Dead Parrott Records finds a new perch in downtown Barrie (8 photos)
“You’ll have diehard collectors who have serious collections, but they need that icing on the cake – and then you’ll have someone who’s just going to buy a regular Billy Joel album,” says owner Paul Russell
From Picadilly Circus in London’s West End to Ottawa Street in Windsor and now Dunlop Street West in Barrie, Paul Russell has shared his passion for music for nearly four decades.
The Briton, along with his wife Mary Burley, owns Dead Parrott Records, a second-hand record store which celebrated its grand opening in downtown Barrie on Saturday after the couple closed their thriving shop in Windsor and moved back at the place Burley has always called home.
“We just got back March 1 and have spent the last five weeks getting the place ready,” Burley says, telling BarrieToday the store had already been “pretty busy” since opening just two hours prior. “The Windsor store was very successful, but I wanted to come home, so here we are back in Barrie. I’m very excited about it.”
Russell, who has quite possibly forgotten more about music than most people will ever know, began working at Tower Records in Piccadilly Circus and Kensington’s High Street in London’s West End from 1985 until the late 1980s. 1990s. He has now brought this knowledge, along with a significant amount of musical memorabilia, to the shop in downtown Barrie.
“We always wanted to make it a record store that I wanted to go into and want to come back to,” he says. “For me, the mood and everything on the walls is almost as important as the music. We’ve been to record stores that have nothing at all.
“We wanted to create a store with a soul,” says Burley. “We find here, and in Windsor, that when people walk in, a lot of people get up and look around and say ‘wow’. There is so much to see.

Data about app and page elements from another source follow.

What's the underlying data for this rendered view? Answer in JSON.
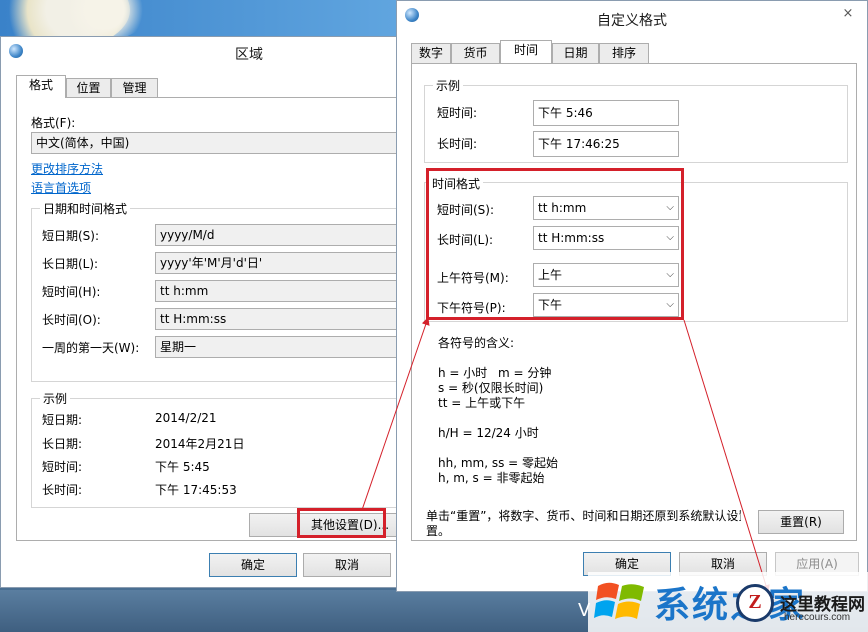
{
  "region": {
    "title": "区域",
    "tabs": [
      "格式",
      "位置",
      "管理"
    ],
    "format_label": "格式(F):",
    "format_value": "中文(简体，中国)",
    "link_sort": "更改排序方法",
    "link_language": "语言首选项",
    "datetime_group": "日期和时间格式",
    "rows": [
      {
        "label": "短日期(S):",
        "value": "yyyy/M/d"
      },
      {
        "label": "长日期(L):",
        "value": "yyyy'年'M'月'd'日'"
      },
      {
        "label": "短时间(H):",
        "value": "tt h:mm"
      },
      {
        "label": "长时间(O):",
        "value": "tt H:mm:ss"
      },
      {
        "label": "一周的第一天(W):",
        "value": "星期一"
      }
    ],
    "example_group": "示例",
    "examples": [
      {
        "label": "短日期:",
        "value": "2014/2/21"
      },
      {
        "label": "长日期:",
        "value": "2014年2月21日"
      },
      {
        "label": "短时间:",
        "value": "下午 5:45"
      },
      {
        "label": "长时间:",
        "value": "下午 17:45:53"
      }
    ],
    "other_settings": "其他设置(D)...",
    "ok": "确定",
    "cancel": "取消"
  },
  "custom": {
    "title": "自定义格式",
    "close": "×",
    "tabs": [
      "数字",
      "货币",
      "时间",
      "日期",
      "排序"
    ],
    "example_group": "示例",
    "short_label": "短时间:",
    "short_value": "下午 5:46",
    "long_label": "长时间:",
    "long_value": "下午 17:46:25",
    "format_group": "时间格式",
    "selects": [
      {
        "label": "短时间(S):",
        "value": "tt h:mm"
      },
      {
        "label": "长时间(L):",
        "value": "tt H:mm:ss"
      },
      {
        "label": "上午符号(M):",
        "value": "上午"
      },
      {
        "label": "下午符号(P):",
        "value": "下午"
      }
    ],
    "meaning_title": "各符号的含义:",
    "meaning_1a": "h = 小时",
    "meaning_1b": "m = 分钟",
    "meaning_2": "s = 秒(仅限长时间)",
    "meaning_3": "tt = 上午或下午",
    "meaning_4": "h/H = 12/24 小时",
    "meaning_5": "hh, mm, ss = 零起始",
    "meaning_6": "h, m, s = 非零起始",
    "reset_note_1": "单击“重置”，将数字、货币、时间和日期还原到系统默认设置。",
    "reset_note_2": "置。",
    "reset": "重置(R)",
    "ok": "确定",
    "cancel": "取消",
    "apply": "应用(A)"
  },
  "watermark": {
    "brand": "系统之家",
    "circle": "Z",
    "site": "这里教程网",
    "url": "herecours.com"
  },
  "colors": {
    "highlight": "#d4202a",
    "link": "#0066cc",
    "brand": "#1b75c9"
  }
}
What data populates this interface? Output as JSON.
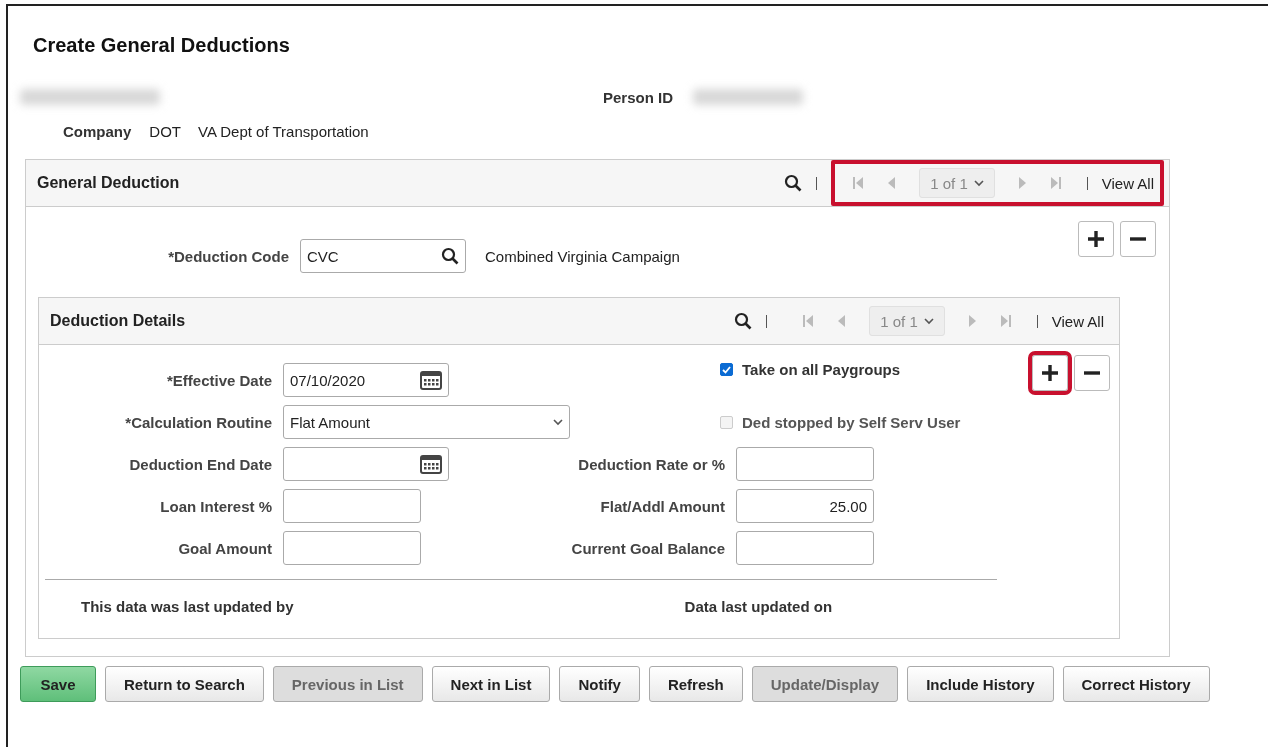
{
  "title": "Create General Deductions",
  "header": {
    "person_id_label": "Person ID",
    "company_label": "Company",
    "company_code": "DOT",
    "company_name": "VA Dept of Transportation"
  },
  "general_deduction": {
    "title": "General Deduction",
    "nav": {
      "counter": "1 of 1",
      "view_all": "View All",
      "highlighted": true
    },
    "add_highlighted": false,
    "code_label": "*Deduction Code",
    "code_value": "CVC",
    "code_description": "Combined Virginia Campaign",
    "details": {
      "title": "Deduction Details",
      "nav": {
        "counter": "1 of 1",
        "view_all": "View All",
        "highlighted": false
      },
      "add_highlighted": true,
      "left_fields": [
        {
          "kind": "date",
          "label": "*Effective Date",
          "value": "07/10/2020"
        },
        {
          "kind": "select",
          "label": "*Calculation Routine",
          "value": "Flat Amount"
        },
        {
          "kind": "date",
          "label": "Deduction End Date"
        },
        {
          "kind": "text",
          "label": "Loan Interest %"
        },
        {
          "kind": "text",
          "label": "Goal Amount"
        }
      ],
      "checkboxes": [
        {
          "label": "Take on all Paygroups",
          "checked": true,
          "disabled": false
        },
        {
          "label": "Ded stopped by Self Serv User",
          "checked": false,
          "disabled": true
        }
      ],
      "right_fields": [
        {
          "label": "Deduction Rate or %"
        },
        {
          "label": "Flat/Addl Amount",
          "value": "25.00"
        },
        {
          "label": "Current Goal Balance"
        }
      ],
      "updated_by_label": "This data was last updated by",
      "updated_on_label": "Data last updated on"
    }
  },
  "buttons": [
    {
      "label": "Save",
      "primary": true,
      "disabled": false
    },
    {
      "label": "Return to Search",
      "primary": false,
      "disabled": false
    },
    {
      "label": "Previous in List",
      "primary": false,
      "disabled": true
    },
    {
      "label": "Next in List",
      "primary": false,
      "disabled": false
    },
    {
      "label": "Notify",
      "primary": false,
      "disabled": false
    },
    {
      "label": "Refresh",
      "primary": false,
      "disabled": false
    },
    {
      "label": "Update/Display",
      "primary": false,
      "disabled": true
    },
    {
      "label": "Include History",
      "primary": false,
      "disabled": false
    },
    {
      "label": "Correct History",
      "primary": false,
      "disabled": false
    }
  ]
}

Everything on the wall has a story, says Russell BarrieToday, pointing to a large Led Zeppelin sign on the wall near reception. The sign, which was made by the Piccadilly Tower Records store’s in-house art department, is the only one of its kind in the world, he says.
“A guy in Windsor came to me all the time offering money for it… (but) it’s not for sale. It is a topic of discussion and it is irreplaceable.
From rock to pop, jazz to blues to classical, Russell and Burley do their best to offer a bit of each genre to every type of music lover. — as well as some unique offerings, according to Russell, are often hard to find in Canada.
“Because of my connections to England, knowing what records came out in Europe that didn’t come out here or different versions, I bring a lot of things from Europe,” he says, adding that these albums are not generally not in Canada. “You’ll get your regular Elton John albums, but you’ll also find things you won’t find in your general record stores, because I go out and look for them.”
Russell says that although he started offering new vinyl in his Windsor store, because he was getting used collections of this quality, the cost of new vinyl started to climb.
“For a one-man band, it didn’t make sense,” he says. “Everyone was doing it. There’s a Sunrise (Records) in every city… and I found people who came would prefer the originals. I still collect records.
“For me, you never know what records might bring me home at the end of the day. You can buy a new Beatles album that was made three years ago, or you can try to find one original from England or Germany from the 60s. This is what most true collectors want.
Russell also brings some select “new vinyl options,” which can be found near the front of the store, but says their focus is on high-quality used records.
“There’s a little label we brought in from England, KScope Records, which is run by old friends of mine in the music business there and does progressive rock… (and are) new vinyl,” he says.
With thousands of used records lined up on the shelves, Russell takes pride in the fact that he cleans each record and checks for any issues before it hits the shelf.
“I make sure everything has an album cover and a protective sleeve…and I won’t sell scratched records. Sometimes scrapes will be fine — especially the old Beatles or Stones albums because at the time the vinyl was heavier and the grooves deeper — and the music is in the grooves. In the late 70’s they got leaner and softer…so you’ll find Bowie discs that are really wonky and the sliders mark and I won’t sell them.
With vinyl’s resurgence in popularity becoming more mainstream, Russell and Burley recount BarrieToday they are used to seeing all types of music lover walk through the doors of their old shop — and don’t expect anything different here in Barrie.
“You will have diehard collectors who have serious collections, but they need that icing on the cake — and then you’ll have someone who’s just going to buy a regular Billy Joel album,” he says.
“One of the first fellows here today found something — it was not an expensive record — but he said he was looking for it…and he was absolutely shocked we got it,” Burley adds. “It’s also exciting to find things that probably won’t be in another store.”
Creating an experience, they say, is just as important as what they sell.
“It’s the natural thing to do. I want this to be a store I want to come back to. That was the main thing,” admits Russell. “I want them to get that wow factor and hopefully find something they were looking for, or even walk away with something they weren’t looking for but love and that happens a lot.”
Dead Parrott Records is located at 70 Dunlop St. W.